Saturday, July 23, 2011
Will My wife and I still Enjoy Our Retirement Years?
Congress has until August 2 to raise the debt limit. If that does not happen, the federal government will have to make some tough choices on which bills to pay beginning August 3.
President Obama has warned that if the debt ceiling is not raised, Social Security checks may not go out in August. Obama also continues to warn that we may default on our debt if the debt ceiling is not raised.
Rep. Louie Gohmert (R-Texas), a member of the House Tea Party Caucus, accused Obama of using “scare tactics,” and said that Obama is getting bad advice from people who are “lying” to him.
“There is money there regardless of what we do,” said Gohmert.
Others in the Tea Party Caucus also take the view that the debt ceiling does not need to be raised. Rep. Michele Bachmann, for instance, emphatically said in one of her presidential campaign ads that she will not vote for a debt ceiling increase.
Who is right? Will we default on our debt on August 3? Can we maintain our current level of debt without dire consequences?
An analysis of these questions was conducted by the Bipartisan Policy Center, a think tank founded by two retired Republican Senators, Howard Baker and Bob Dole, and two retired Democratic Senators, Tom Daschle and George Mitchell.
According to its report, the federal government will receive about $172 billion and have bills totaling about $307 billion in August. This leaves a shortfall of about $135 billion.
To keep from defaulting on our nation's debt obligations, the Treasury Department would first need to pay the interest on the treasury bills due in August, which will be about $29 billion. Since there will be $172 billion in revenue in August, there will be more than enough money to pay the nation's debt obligations and there will not be a default.
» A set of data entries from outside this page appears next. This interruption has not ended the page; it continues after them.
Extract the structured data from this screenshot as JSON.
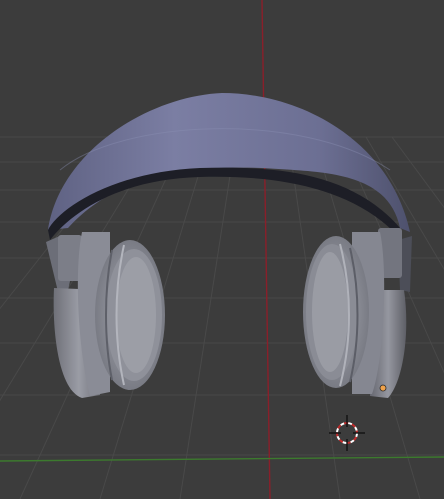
{
  "viewport": {
    "kind": "3d-viewport",
    "object_name": "",
    "background_color": "#3c3c3c",
    "grid_color": "#4a4a4a",
    "axis_colors": {
      "x": "#3c7a2e",
      "y": "#8a1f2a"
    },
    "model_colors": {
      "headband": "#73769a",
      "earcup": "#8c8e98",
      "origin_dot": "#f0a24a"
    },
    "show_grid": true,
    "show_3d_cursor": true,
    "show_object_origin": true
  },
  "icons": {
    "cursor": "3d-cursor-icon",
    "origin": "object-origin-dot"
  }
}
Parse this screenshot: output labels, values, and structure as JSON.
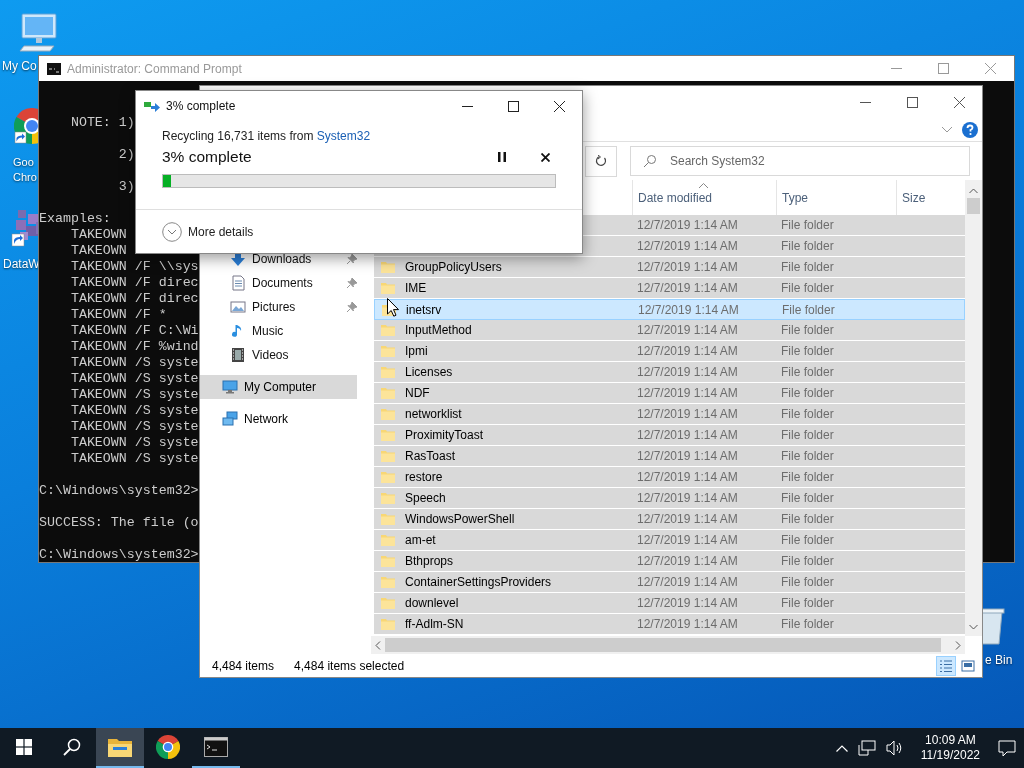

Jay Powell, who served as Under Secretary of the Treasury under George H. W. Bush and is a Visiting Scholar at the Bipartisan Policy Center, made this point in an interview on The Newshour.
“There's always going to be enough money to pay the interest on the debt, and it's very unlikely that there will be an actual debt default,” said Powell.
Tea Party Republicans are correct, therefore, when they say that there will be enough revenue to avoid a default. What about Social Security payments?
Social Security payments in the month of August will be about $49 billion. If we subtract the interest on the debt ($29 billion) from August revenue ($172 billion), we are left with $143 billion, more than enough to send out Social Security checks.
Tea Party Republicans are correct again. There will be enough revenue in August to avoid default and to make sure seniors get their Social Security checks.
The available options after those payments are made, however, with only $94 billion left, get more difficult. As Powell points out, we may not default on debt, but we will “default on lots and lots of very important payments.”
Treasury Secretary Timothy Geithner will be in the unenviable position of trying to decide which payments will be made and which will not be made.
Note: My wife and I and the 60,114,000 social security recipients will be very unhappy if we do not get our SS check next month. Congress and President Obama( if he wants to be reelected in 2012) will not dare starve more than 60 million US citizens next month. Senior Citizens, let us unite to keep our SS payments on time.
Will my wife and I still enjoy our retirement years? We are dependent on our SS checks, so Congress and President Obama, you better do your job or else there will be a revolt in your hands!